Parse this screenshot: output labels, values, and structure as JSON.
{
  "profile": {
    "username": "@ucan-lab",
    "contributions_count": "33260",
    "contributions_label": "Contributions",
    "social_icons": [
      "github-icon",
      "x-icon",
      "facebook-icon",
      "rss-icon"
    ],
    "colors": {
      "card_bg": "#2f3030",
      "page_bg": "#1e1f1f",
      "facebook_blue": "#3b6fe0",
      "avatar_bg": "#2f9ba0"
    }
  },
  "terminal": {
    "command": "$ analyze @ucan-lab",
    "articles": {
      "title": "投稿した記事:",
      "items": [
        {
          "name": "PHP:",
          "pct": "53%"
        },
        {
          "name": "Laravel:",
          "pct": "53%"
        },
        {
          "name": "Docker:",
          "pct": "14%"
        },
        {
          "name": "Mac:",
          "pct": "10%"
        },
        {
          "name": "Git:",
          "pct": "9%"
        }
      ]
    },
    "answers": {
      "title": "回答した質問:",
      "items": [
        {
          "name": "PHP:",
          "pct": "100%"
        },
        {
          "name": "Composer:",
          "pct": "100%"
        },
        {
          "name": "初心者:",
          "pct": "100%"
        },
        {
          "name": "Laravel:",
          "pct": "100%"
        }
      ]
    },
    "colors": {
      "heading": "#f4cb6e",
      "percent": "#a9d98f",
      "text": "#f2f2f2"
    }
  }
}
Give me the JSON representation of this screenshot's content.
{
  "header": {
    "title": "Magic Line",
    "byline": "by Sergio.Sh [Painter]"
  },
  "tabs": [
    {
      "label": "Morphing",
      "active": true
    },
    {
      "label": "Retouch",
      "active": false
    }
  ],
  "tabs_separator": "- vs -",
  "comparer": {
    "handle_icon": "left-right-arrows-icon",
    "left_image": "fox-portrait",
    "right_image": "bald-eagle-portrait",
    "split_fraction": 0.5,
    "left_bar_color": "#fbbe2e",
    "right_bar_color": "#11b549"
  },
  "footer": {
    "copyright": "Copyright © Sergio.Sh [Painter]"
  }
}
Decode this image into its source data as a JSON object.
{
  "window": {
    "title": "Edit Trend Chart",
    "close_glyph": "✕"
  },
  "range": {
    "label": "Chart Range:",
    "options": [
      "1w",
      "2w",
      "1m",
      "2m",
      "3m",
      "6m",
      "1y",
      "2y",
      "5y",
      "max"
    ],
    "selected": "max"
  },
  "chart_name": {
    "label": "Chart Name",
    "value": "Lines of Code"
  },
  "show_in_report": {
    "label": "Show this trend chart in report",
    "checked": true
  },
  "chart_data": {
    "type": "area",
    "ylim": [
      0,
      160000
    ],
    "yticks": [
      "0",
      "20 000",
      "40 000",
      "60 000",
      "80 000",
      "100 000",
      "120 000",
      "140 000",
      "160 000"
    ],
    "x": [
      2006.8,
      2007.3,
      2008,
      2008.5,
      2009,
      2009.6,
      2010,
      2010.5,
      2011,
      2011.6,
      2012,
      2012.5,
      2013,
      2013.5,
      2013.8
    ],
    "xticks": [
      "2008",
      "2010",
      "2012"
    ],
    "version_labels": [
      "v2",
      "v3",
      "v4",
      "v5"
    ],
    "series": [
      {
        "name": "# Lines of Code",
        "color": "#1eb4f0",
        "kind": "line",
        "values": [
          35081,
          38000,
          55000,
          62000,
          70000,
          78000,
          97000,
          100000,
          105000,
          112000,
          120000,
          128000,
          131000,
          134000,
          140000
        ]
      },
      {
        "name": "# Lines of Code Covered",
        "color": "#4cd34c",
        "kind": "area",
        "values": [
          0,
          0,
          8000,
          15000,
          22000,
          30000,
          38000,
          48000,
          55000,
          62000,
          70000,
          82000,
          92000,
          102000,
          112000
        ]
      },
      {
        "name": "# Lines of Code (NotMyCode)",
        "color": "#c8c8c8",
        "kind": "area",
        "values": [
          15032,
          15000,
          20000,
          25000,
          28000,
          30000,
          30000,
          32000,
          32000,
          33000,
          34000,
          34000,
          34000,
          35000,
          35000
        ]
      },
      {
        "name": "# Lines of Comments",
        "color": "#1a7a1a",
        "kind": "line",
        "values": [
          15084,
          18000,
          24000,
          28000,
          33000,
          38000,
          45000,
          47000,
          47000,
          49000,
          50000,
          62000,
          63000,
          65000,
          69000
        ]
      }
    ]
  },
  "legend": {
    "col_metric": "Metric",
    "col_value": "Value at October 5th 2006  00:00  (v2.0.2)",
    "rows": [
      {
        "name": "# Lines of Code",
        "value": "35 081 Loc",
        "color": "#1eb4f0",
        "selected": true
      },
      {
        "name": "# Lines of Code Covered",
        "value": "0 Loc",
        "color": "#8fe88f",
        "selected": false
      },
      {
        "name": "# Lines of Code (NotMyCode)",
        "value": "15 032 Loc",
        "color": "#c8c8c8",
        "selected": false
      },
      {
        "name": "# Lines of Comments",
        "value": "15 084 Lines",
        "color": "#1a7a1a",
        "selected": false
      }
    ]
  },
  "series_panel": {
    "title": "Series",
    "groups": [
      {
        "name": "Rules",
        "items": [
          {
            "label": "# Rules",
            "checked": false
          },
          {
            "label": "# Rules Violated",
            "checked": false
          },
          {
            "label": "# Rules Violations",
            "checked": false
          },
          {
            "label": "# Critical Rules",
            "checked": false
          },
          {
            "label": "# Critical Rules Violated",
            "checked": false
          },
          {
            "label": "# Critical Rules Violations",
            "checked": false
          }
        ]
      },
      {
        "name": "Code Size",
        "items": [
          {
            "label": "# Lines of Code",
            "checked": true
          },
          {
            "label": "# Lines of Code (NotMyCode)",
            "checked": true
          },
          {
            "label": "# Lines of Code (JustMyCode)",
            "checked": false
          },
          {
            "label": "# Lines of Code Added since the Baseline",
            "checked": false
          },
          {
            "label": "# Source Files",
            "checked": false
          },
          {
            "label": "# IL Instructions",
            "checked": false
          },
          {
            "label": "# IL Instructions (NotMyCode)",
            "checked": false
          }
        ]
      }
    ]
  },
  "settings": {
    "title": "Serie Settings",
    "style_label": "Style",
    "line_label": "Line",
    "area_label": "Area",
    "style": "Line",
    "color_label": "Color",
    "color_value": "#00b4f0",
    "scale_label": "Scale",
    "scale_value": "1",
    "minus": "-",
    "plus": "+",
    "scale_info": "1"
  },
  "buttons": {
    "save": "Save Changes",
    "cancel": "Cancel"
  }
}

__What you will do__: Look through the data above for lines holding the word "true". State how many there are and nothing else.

__Solution for this problem__: 5